# Given data:
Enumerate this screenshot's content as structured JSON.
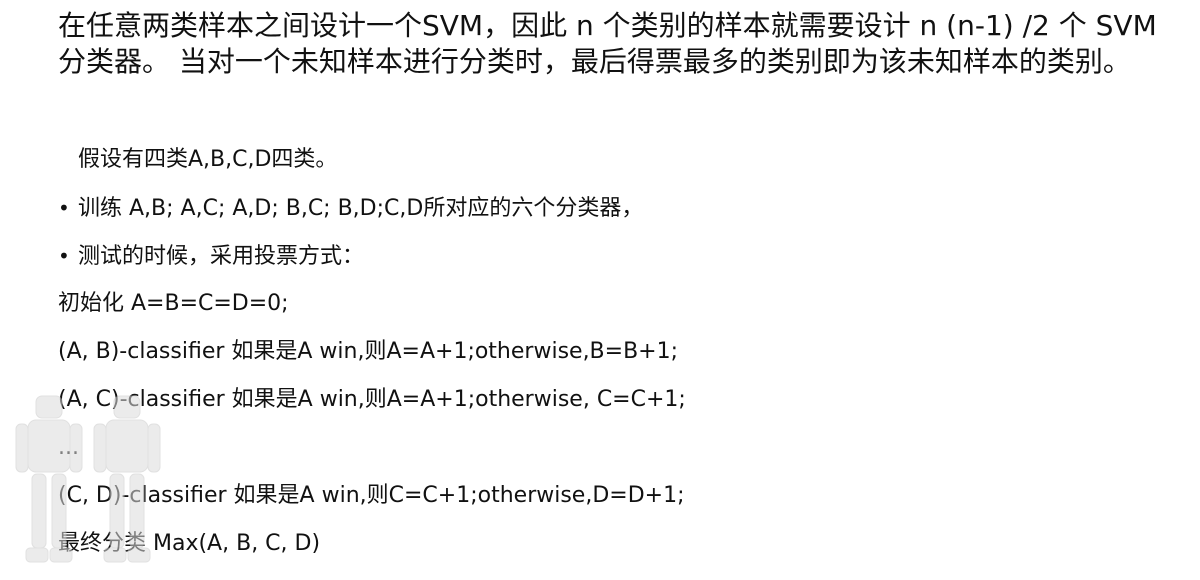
{
  "intro": "在任意两类样本之间设计一个SVM，因此 n 个类别的样本就需要设计 n (n-1) /2 个 SVM分类器。 当对一个未知样本进行分类时，最后得票最多的类别即为该未知样本的类别。",
  "lines": [
    {
      "bullet": "",
      "text": "假设有四类A,B,C,D四类。"
    },
    {
      "bullet": "•",
      "text": "训练 A,B; A,C; A,D; B,C; B,D;C,D所对应的六个分类器，"
    },
    {
      "bullet": "•",
      "text": "测试的时候，采用投票方式："
    },
    {
      "bullet": "",
      "text": "初始化 A=B=C=D=0;"
    },
    {
      "bullet": "",
      "text": "(A, B)-classifier 如果是A win,则A=A+1;otherwise,B=B+1;"
    },
    {
      "bullet": "",
      "text": "(A, C)-classifier 如果是A win,则A=A+1;otherwise, C=C+1;"
    },
    {
      "bullet": "",
      "text": "..."
    },
    {
      "bullet": "",
      "text": "(C, D)-classifier 如果是A win,则C=C+1;otherwise,D=D+1;"
    },
    {
      "bullet": "",
      "text": "最终分类 Max(A, B, C, D)"
    }
  ],
  "watermark_icon": "robot-figures-icon",
  "colors": {
    "text": "#111111",
    "watermark": "#d8d8d8"
  }
}
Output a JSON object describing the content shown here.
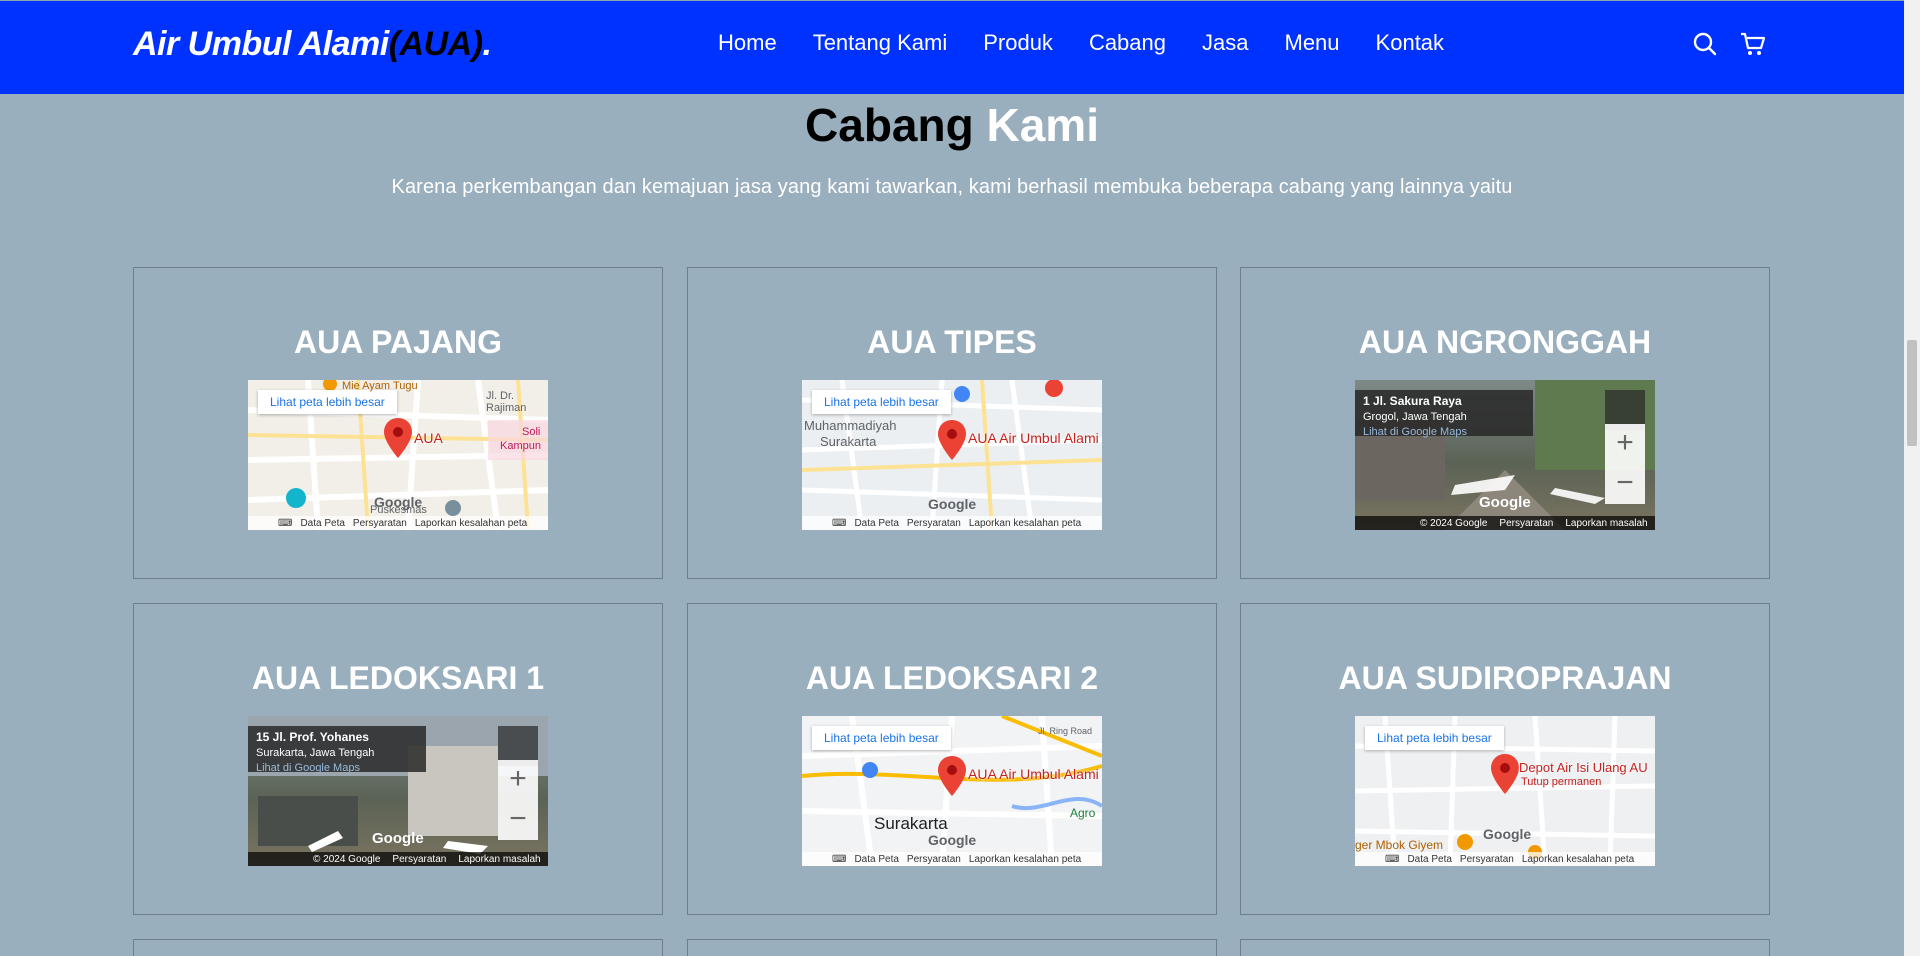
{
  "brand": {
    "main": "Air Umbul Alami",
    "accent": "(AUA)",
    "dot": "."
  },
  "nav": [
    "Home",
    "Tentang Kami",
    "Produk",
    "Cabang",
    "Jasa",
    "Menu",
    "Kontak"
  ],
  "icons": {
    "search": "search-icon",
    "cart": "cart-icon"
  },
  "section": {
    "title_dark": "Cabang",
    "title_light": "Kami",
    "subtitle": "Karena perkembangan dan kemajuan jasa yang kami tawarkan, kami berhasil membuka beberapa cabang yang lainnya yaitu"
  },
  "branches": [
    {
      "name": "AUA PAJANG",
      "map": {
        "type": "map",
        "link": "Lihat peta lebih besar",
        "place": "AUA",
        "extra_labels": [
          "Mie Ayam Tugu",
          "Soli",
          "Kampun",
          "Puskesmas",
          "Jl. Dr. Rajiman"
        ],
        "footer": [
          "Data Peta",
          "Persyaratan",
          "Laporkan kesalahan peta"
        ],
        "logo": "Google"
      }
    },
    {
      "name": "AUA TIPES",
      "map": {
        "type": "map",
        "link": "Lihat peta lebih besar",
        "place": "AUA Air Umbul Alami",
        "extra_labels": [
          "Muhammadiyah",
          "Surakarta"
        ],
        "footer": [
          "Data Peta",
          "Persyaratan",
          "Laporkan kesalahan peta"
        ],
        "logo": "Google"
      }
    },
    {
      "name": "AUA NGRONGGAH",
      "map": {
        "type": "streetview",
        "address": "1 Jl. Sakura Raya",
        "area": "Grogol, Jawa Tengah",
        "link": "Lihat di Google Maps",
        "footer": [
          "© 2024 Google",
          "Persyaratan",
          "Laporkan masalah"
        ],
        "logo": "Google"
      }
    },
    {
      "name": "AUA LEDOKSARI 1",
      "map": {
        "type": "streetview",
        "address": "15 Jl. Prof. Yohanes",
        "area": "Surakarta, Jawa Tengah",
        "link": "Lihat di Google Maps",
        "footer": [
          "© 2024 Google",
          "Persyaratan",
          "Laporkan masalah"
        ],
        "logo": "Google"
      }
    },
    {
      "name": "AUA LEDOKSARI 2",
      "map": {
        "type": "map",
        "link": "Lihat peta lebih besar",
        "place": "AUA Air Umbul Alami",
        "extra_labels": [
          "Surakarta",
          "Agro",
          "Jl. Ring Road"
        ],
        "footer": [
          "Data Peta",
          "Persyaratan",
          "Laporkan kesalahan peta"
        ],
        "logo": "Google"
      }
    },
    {
      "name": "AUA SUDIROPRAJAN",
      "map": {
        "type": "map",
        "link": "Lihat peta lebih besar",
        "place": "Depot Air Isi Ulang AU",
        "place_sub": "Tutup permanen",
        "extra_labels": [
          "ger Mbok Giyem"
        ],
        "footer": [
          "Data Peta",
          "Persyaratan",
          "Laporkan kesalahan peta"
        ],
        "logo": "Google"
      }
    }
  ],
  "colors": {
    "navbar": "#0032ff",
    "page_bg": "#9aafbd",
    "pin": "#ea4335"
  }
}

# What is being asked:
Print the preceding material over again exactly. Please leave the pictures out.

# Result for this exercise:
Enumerate this screenshot's content as structured JSON.
{
  "intro": "在任意两类样本之间设计一个SVM，因此 n 个类别的样本就需要设计 n (n-1) /2 个 SVM分类器。 当对一个未知样本进行分类时，最后得票最多的类别即为该未知样本的类别。",
  "lines": [
    {
      "bullet": "",
      "text": "假设有四类A,B,C,D四类。"
    },
    {
      "bullet": "•",
      "text": "训练 A,B; A,C; A,D; B,C; B,D;C,D所对应的六个分类器，"
    },
    {
      "bullet": "•",
      "text": "测试的时候，采用投票方式："
    },
    {
      "bullet": "",
      "text": "初始化 A=B=C=D=0;"
    },
    {
      "bullet": "",
      "text": "(A, B)-classifier 如果是A win,则A=A+1;otherwise,B=B+1;"
    },
    {
      "bullet": "",
      "text": "(A, C)-classifier 如果是A win,则A=A+1;otherwise, C=C+1;"
    },
    {
      "bullet": "",
      "text": "..."
    },
    {
      "bullet": "",
      "text": "(C, D)-classifier 如果是A win,则C=C+1;otherwise,D=D+1;"
    },
    {
      "bullet": "",
      "text": "最终分类 Max(A, B, C, D)"
    }
  ],
  "watermark_icon": "robot-figures-icon",
  "colors": {
    "text": "#111111",
    "watermark": "#d8d8d8"
  }
}
Output a JSON object describing the content shown here.
{
  "brand": {
    "main": "Air Umbul Alami",
    "accent": "(AUA)",
    "dot": "."
  },
  "nav": [
    "Home",
    "Tentang Kami",
    "Produk",
    "Cabang",
    "Jasa",
    "Menu",
    "Kontak"
  ],
  "icons": {
    "search": "search-icon",
    "cart": "cart-icon"
  },
  "section": {
    "title_dark": "Cabang",
    "title_light": "Kami",
    "subtitle": "Karena perkembangan dan kemajuan jasa yang kami tawarkan, kami berhasil membuka beberapa cabang yang lainnya yaitu"
  },
  "branches": [
    {
      "name": "AUA PAJANG",
      "map": {
        "type": "map",
        "link": "Lihat peta lebih besar",
        "place": "AUA",
        "extra_labels": [
          "Mie Ayam Tugu",
          "Soli",
          "Kampun",
          "Puskesmas",
          "Jl. Dr. Rajiman"
        ],
        "footer": [
          "Data Peta",
          "Persyaratan",
          "Laporkan kesalahan peta"
        ],
        "logo": "Google"
      }
    },
    {
      "name": "AUA TIPES",
      "map": {
        "type": "map",
        "link": "Lihat peta lebih besar",
        "place": "AUA Air Umbul Alami",
        "extra_labels": [
          "Muhammadiyah",
          "Surakarta"
        ],
        "footer": [
          "Data Peta",
          "Persyaratan",
          "Laporkan kesalahan peta"
        ],
        "logo": "Google"
      }
    },
    {
      "name": "AUA NGRONGGAH",
      "map": {
        "type": "streetview",
        "address": "1 Jl. Sakura Raya",
        "area": "Grogol, Jawa Tengah",
        "link": "Lihat di Google Maps",
        "footer": [
          "© 2024 Google",
          "Persyaratan",
          "Laporkan masalah"
        ],
        "logo": "Google"
      }
    },
    {
      "name": "AUA LEDOKSARI 1",
      "map": {
        "type": "streetview",
        "address": "15 Jl. Prof. Yohanes",
        "area": "Surakarta, Jawa Tengah",
        "link": "Lihat di Google Maps",
        "footer": [
          "© 2024 Google",
          "Persyaratan",
          "Laporkan masalah"
        ],
        "logo": "Google"
      }
    },
    {
      "name": "AUA LEDOKSARI 2",
      "map": {
        "type": "map",
        "link": "Lihat peta lebih besar",
        "place": "AUA Air Umbul Alami",
        "extra_labels": [
          "Surakarta",
          "Agro",
          "Jl. Ring Road"
        ],
        "footer": [
          "Data Peta",
          "Persyaratan",
          "Laporkan kesalahan peta"
        ],
        "logo": "Google"
      }
    },
    {
      "name": "AUA SUDIROPRAJAN",
      "map": {
        "type": "map",
        "link": "Lihat peta lebih besar",
        "place": "Depot Air Isi Ulang AU",
        "place_sub": "Tutup permanen",
        "extra_labels": [
          "ger Mbok Giyem"
        ],
        "footer": [
          "Data Peta",
          "Persyaratan",
          "Laporkan kesalahan peta"
        ],
        "logo": "Google"
      }
    }
  ],
  "colors": {
    "navbar": "#0032ff",
    "page_bg": "#9aafbd",
    "pin": "#ea4335"
  }
}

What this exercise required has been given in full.